Interface dataset entries

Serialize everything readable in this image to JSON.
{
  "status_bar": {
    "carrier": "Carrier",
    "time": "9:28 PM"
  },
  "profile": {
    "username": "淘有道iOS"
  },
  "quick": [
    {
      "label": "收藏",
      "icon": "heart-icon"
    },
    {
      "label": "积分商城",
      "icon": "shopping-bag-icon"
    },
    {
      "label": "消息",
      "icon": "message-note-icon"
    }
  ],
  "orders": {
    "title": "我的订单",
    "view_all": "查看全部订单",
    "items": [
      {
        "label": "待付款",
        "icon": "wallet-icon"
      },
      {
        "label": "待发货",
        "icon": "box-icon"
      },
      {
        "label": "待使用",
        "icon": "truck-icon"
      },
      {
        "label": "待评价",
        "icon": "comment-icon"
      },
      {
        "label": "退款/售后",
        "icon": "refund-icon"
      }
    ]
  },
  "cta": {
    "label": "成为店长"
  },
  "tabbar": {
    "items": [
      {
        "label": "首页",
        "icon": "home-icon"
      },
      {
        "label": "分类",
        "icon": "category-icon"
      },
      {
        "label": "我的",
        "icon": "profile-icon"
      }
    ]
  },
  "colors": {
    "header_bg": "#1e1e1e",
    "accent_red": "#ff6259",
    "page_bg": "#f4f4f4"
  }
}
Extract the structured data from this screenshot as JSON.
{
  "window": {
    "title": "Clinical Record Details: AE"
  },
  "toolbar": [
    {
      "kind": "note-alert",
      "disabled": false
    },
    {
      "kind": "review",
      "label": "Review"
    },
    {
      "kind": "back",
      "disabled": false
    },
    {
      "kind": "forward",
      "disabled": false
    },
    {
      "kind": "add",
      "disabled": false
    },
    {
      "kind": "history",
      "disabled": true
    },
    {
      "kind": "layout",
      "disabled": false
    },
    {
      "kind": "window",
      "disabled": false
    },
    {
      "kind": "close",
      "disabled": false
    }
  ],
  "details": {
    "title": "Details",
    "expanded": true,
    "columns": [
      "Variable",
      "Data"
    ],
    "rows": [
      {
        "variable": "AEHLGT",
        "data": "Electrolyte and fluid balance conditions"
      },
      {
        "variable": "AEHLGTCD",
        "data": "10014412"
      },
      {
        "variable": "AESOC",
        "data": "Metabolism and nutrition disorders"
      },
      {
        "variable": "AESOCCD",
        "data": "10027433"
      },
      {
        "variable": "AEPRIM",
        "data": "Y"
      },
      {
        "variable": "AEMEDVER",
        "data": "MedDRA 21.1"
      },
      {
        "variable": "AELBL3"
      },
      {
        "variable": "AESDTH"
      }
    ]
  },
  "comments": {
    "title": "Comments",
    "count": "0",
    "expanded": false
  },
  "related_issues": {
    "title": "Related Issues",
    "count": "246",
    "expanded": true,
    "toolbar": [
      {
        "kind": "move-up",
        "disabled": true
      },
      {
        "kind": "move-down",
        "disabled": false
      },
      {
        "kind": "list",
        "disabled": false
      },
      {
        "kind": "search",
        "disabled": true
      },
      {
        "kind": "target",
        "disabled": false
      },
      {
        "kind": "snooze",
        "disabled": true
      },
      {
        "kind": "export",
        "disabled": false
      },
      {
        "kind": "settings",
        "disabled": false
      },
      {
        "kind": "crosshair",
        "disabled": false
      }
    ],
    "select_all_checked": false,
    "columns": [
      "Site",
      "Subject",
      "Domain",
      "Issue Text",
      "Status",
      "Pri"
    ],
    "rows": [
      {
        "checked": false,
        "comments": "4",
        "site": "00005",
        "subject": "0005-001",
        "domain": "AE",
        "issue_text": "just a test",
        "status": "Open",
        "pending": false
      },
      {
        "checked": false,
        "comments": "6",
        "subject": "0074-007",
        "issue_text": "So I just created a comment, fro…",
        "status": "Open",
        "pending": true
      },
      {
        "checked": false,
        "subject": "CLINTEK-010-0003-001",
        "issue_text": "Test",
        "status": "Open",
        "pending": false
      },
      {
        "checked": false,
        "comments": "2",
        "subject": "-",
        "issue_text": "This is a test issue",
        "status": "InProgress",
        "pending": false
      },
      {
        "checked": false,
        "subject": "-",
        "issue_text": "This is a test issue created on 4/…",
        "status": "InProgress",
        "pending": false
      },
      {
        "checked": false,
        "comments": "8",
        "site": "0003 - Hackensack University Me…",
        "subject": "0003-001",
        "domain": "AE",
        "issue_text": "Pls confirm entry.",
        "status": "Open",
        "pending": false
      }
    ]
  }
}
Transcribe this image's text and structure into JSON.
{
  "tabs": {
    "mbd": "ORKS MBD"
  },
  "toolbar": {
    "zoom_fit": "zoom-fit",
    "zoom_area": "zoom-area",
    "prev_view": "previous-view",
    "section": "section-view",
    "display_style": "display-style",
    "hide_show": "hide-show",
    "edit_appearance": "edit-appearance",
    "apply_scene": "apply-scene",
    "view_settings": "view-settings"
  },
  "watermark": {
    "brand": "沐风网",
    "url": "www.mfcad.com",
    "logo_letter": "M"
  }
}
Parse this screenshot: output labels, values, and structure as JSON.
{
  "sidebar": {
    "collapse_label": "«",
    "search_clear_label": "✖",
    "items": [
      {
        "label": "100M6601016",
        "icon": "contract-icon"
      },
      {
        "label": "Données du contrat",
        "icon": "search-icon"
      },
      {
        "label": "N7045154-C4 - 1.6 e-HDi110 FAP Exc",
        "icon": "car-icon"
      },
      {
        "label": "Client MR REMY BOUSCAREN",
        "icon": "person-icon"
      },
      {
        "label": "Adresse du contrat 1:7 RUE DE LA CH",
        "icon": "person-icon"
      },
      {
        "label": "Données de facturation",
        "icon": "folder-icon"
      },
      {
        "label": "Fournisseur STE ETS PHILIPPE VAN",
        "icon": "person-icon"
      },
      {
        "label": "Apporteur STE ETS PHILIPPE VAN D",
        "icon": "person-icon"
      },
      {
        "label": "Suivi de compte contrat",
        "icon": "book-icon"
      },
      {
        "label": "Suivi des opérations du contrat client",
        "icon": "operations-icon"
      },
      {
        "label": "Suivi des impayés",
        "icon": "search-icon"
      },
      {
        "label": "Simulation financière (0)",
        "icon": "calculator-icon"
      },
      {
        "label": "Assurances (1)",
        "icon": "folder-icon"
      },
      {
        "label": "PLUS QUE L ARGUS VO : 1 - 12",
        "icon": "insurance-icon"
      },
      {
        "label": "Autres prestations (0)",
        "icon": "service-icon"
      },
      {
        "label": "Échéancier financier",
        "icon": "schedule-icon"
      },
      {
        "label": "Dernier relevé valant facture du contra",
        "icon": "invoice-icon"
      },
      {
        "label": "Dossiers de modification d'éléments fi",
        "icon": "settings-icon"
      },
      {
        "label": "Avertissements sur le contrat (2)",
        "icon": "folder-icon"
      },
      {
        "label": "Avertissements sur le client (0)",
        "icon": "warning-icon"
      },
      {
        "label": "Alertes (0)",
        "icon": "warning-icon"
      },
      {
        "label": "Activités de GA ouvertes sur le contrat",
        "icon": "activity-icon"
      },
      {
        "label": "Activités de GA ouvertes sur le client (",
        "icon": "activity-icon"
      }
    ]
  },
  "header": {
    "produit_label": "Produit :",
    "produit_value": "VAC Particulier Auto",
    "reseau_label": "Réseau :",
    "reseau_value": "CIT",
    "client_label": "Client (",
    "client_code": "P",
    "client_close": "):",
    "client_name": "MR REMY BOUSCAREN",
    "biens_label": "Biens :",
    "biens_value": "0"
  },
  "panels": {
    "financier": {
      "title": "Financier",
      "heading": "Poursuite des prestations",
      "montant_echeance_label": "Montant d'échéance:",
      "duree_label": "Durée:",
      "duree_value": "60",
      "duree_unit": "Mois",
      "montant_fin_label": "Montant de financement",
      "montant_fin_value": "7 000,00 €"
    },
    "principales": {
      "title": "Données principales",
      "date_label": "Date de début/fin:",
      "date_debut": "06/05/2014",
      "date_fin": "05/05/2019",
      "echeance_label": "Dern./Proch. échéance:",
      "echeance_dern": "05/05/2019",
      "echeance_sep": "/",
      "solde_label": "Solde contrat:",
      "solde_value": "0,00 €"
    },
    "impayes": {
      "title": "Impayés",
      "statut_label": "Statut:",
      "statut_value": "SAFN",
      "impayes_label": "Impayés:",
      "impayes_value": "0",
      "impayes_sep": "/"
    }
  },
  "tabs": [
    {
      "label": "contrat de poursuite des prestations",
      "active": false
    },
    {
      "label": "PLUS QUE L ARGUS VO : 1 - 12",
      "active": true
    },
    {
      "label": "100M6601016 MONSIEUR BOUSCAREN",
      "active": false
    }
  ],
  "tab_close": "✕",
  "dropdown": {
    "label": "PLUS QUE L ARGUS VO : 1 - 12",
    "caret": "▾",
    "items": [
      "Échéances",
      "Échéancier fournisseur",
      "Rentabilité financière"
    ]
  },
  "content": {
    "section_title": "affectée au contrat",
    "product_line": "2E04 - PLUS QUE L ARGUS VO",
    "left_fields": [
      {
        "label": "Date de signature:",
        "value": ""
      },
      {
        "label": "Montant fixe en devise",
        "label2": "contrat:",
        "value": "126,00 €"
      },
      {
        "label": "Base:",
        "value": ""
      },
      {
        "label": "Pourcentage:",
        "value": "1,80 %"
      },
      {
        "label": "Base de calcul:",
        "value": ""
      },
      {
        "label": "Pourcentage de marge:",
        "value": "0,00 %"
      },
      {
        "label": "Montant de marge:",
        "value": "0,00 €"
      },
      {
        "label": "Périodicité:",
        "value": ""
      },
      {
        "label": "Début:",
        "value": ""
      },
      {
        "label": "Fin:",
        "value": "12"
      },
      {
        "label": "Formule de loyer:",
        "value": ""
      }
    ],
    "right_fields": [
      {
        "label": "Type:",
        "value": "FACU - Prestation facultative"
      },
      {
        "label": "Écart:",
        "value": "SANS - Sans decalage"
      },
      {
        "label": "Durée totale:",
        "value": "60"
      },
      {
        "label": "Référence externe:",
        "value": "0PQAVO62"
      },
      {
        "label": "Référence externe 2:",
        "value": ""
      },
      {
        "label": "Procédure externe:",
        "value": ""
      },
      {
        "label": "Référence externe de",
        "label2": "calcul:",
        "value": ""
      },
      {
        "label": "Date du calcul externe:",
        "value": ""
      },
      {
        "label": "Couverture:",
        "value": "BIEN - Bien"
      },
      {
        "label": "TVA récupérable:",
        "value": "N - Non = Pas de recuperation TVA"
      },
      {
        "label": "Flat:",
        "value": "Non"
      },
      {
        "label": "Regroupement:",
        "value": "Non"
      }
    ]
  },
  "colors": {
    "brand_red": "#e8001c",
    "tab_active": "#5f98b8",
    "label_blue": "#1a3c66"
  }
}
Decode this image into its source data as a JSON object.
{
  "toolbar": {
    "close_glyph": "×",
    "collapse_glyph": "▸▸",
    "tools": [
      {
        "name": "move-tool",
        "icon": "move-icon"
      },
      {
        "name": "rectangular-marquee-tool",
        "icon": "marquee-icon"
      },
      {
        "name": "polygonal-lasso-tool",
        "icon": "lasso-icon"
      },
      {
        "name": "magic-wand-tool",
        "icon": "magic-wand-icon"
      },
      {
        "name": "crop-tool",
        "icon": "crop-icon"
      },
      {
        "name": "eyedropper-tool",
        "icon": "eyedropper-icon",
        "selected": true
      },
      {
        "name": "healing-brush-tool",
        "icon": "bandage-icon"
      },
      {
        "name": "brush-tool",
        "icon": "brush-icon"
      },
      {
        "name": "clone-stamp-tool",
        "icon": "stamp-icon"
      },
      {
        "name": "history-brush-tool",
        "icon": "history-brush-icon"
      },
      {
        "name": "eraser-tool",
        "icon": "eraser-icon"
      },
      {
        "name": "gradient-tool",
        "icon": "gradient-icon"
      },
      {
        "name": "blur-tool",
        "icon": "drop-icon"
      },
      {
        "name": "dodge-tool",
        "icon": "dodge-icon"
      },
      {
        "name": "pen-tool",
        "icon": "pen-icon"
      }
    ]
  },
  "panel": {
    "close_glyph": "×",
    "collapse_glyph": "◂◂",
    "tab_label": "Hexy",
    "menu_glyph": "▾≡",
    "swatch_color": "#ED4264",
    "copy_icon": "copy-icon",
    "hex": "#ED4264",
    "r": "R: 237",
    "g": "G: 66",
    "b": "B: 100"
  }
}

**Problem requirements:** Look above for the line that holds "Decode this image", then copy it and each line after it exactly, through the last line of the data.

**Exercise output:**
Decode this image into its source data as a JSON object.
{
  "toolbar": {
    "close_glyph": "×",
    "collapse_glyph": "▸▸",
    "tools": [
      {
        "name": "move-tool",
        "icon": "move-icon"
      },
      {
        "name": "rectangular-marquee-tool",
        "icon": "marquee-icon"
      },
      {
        "name": "polygonal-lasso-tool",
        "icon": "lasso-icon"
      },
      {
        "name": "magic-wand-tool",
        "icon": "magic-wand-icon"
      },
      {
        "name": "crop-tool",
        "icon": "crop-icon"
      },
      {
        "name": "eyedropper-tool",
        "icon": "eyedropper-icon",
        "selected": true
      },
      {
        "name": "healing-brush-tool",
        "icon": "bandage-icon"
      },
      {
        "name": "brush-tool",
        "icon": "brush-icon"
      },
      {
        "name": "clone-stamp-tool",
        "icon": "stamp-icon"
      },
      {
        "name": "history-brush-tool",
        "icon": "history-brush-icon"
      },
      {
        "name": "eraser-tool",
        "icon": "eraser-icon"
      },
      {
        "name": "gradient-tool",
        "icon": "gradient-icon"
      },
      {
        "name": "blur-tool",
        "icon": "drop-icon"
      },
      {
        "name": "dodge-tool",
        "icon": "dodge-icon"
      },
      {
        "name": "pen-tool",
        "icon": "pen-icon"
      }
    ]
  },
  "panel": {
    "close_glyph": "×",
    "collapse_glyph": "◂◂",
    "tab_label": "Hexy",
    "menu_glyph": "▾≡",
    "swatch_color": "#ED4264",
    "copy_icon": "copy-icon",
    "hex": "#ED4264",
    "r": "R: 237",
    "g": "G: 66",
    "b": "B: 100"
  }
}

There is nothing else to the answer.